The main purpose of the NA62 experiment at the CERN - SPS is to measure the branching ratio of the(ultra) rare decay $K^+ \rightarrow \pi^+ \nu \bar{\nu}$ with a precision of 10 % in order to verify the predictive power of the Standard Model. The expected branching ratio has been theoretically estimated to be of the order of $10^{-10}$ thus requiring a high intensity kaon beam.
The intense flux of particles requires a high-performance trigger and data acquisition system.

In particular, the lowest level (L0) trigger processor represents a crucial component in reducing the event rate. The incoming data rate is estimated to be ∼ 10 MHz for most of the sub-detectors which will form the trigger, and after a first selection it should be reduced of a factor 10. The maximum latency admitted to take the decision at the level of L0 trigger is 1 ms.
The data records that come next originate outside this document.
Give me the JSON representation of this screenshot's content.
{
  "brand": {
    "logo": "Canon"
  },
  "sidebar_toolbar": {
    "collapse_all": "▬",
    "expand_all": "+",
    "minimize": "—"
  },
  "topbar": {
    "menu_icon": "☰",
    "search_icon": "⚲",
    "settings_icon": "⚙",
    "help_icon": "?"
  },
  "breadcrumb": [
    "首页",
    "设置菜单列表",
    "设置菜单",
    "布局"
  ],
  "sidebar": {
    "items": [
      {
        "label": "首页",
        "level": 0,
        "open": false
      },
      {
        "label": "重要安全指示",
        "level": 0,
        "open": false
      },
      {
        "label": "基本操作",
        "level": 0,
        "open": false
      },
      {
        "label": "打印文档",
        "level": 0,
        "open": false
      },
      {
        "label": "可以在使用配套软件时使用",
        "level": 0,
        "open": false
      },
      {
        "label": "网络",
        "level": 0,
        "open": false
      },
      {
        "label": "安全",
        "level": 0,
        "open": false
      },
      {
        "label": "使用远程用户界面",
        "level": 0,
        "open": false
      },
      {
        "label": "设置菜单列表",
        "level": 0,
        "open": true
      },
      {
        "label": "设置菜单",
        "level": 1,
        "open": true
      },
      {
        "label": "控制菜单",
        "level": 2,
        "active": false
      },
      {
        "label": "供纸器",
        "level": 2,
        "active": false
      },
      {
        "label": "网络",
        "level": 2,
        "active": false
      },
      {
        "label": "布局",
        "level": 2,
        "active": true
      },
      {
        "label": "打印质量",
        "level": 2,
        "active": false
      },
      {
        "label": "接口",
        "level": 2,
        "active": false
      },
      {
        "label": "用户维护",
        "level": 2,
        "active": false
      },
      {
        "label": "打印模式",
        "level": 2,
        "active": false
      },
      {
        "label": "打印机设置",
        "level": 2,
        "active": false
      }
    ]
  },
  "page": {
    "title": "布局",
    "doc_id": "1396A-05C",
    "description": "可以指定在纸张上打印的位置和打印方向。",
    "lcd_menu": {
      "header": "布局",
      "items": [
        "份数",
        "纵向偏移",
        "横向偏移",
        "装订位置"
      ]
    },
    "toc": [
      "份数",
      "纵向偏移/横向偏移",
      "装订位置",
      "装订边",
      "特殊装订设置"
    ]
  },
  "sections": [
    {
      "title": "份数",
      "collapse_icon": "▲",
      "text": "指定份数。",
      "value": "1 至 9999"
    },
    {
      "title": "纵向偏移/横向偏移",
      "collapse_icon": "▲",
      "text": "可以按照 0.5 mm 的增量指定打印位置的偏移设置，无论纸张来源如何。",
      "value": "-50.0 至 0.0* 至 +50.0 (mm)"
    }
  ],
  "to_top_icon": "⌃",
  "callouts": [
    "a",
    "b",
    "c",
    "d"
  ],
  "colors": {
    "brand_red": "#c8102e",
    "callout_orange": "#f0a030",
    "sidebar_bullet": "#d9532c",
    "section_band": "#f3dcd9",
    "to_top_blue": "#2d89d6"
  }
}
NA62 adopts an innovative architecture to construct the L0-trigger. In fact, trigger information, namely time, topology, and physical quantities, are digitised by each sub-detector and then delivered to the trigger processor. Data are sent via Gigabit ethernet using the UDP protocol to an off-the-shelf development commercial board on which is mounted an FPGA module to acquire the information of the detector signals, and to route selected triggers to the Timing Trigger and Control (TTC) system of the experiment.

For the realisation of the trigger selection two different approaches were developed and will be presented and compared.

A first project is fully based on the FPGA, and the whole logic for data selection is hardware programmed, while the second one joins a commodity PC to the same tool.

In the latter case, data are immediately stored, via PCI-express, into the DDR memory of the PC, which performs the event selection.

The first approach is characterised by a fully real-time processing with guaranteed constant latency, but limitations appear in the limited FPGA available resources, concerning algorithm implementation and memory depth.
On the other hand, in the PC-based trigger processor, the implementation of complex algorithms is much simpler and any maintenance operation does not imply to re-configure the FPGA. Anyway, relying on a CPU, the system loses the full synchronisation inside L0 because the PC does not respond as a real-time device.

### Primary authors

Alberto Gianoli (Universita di Ferrara (IT)) Dario Soldi (Universita e INFN Torino (IT)) Enrico Gamberini (Universita e INFN Ferrara (IT)) Ferruccio Petrucci (Universita di Ferrara) Giorgia Mila (Universita e INFN (IT)) Ilaria Neri (Universita di Ferrara (IT)) Stefano Chiozzi (Universita di Ferrara (IT))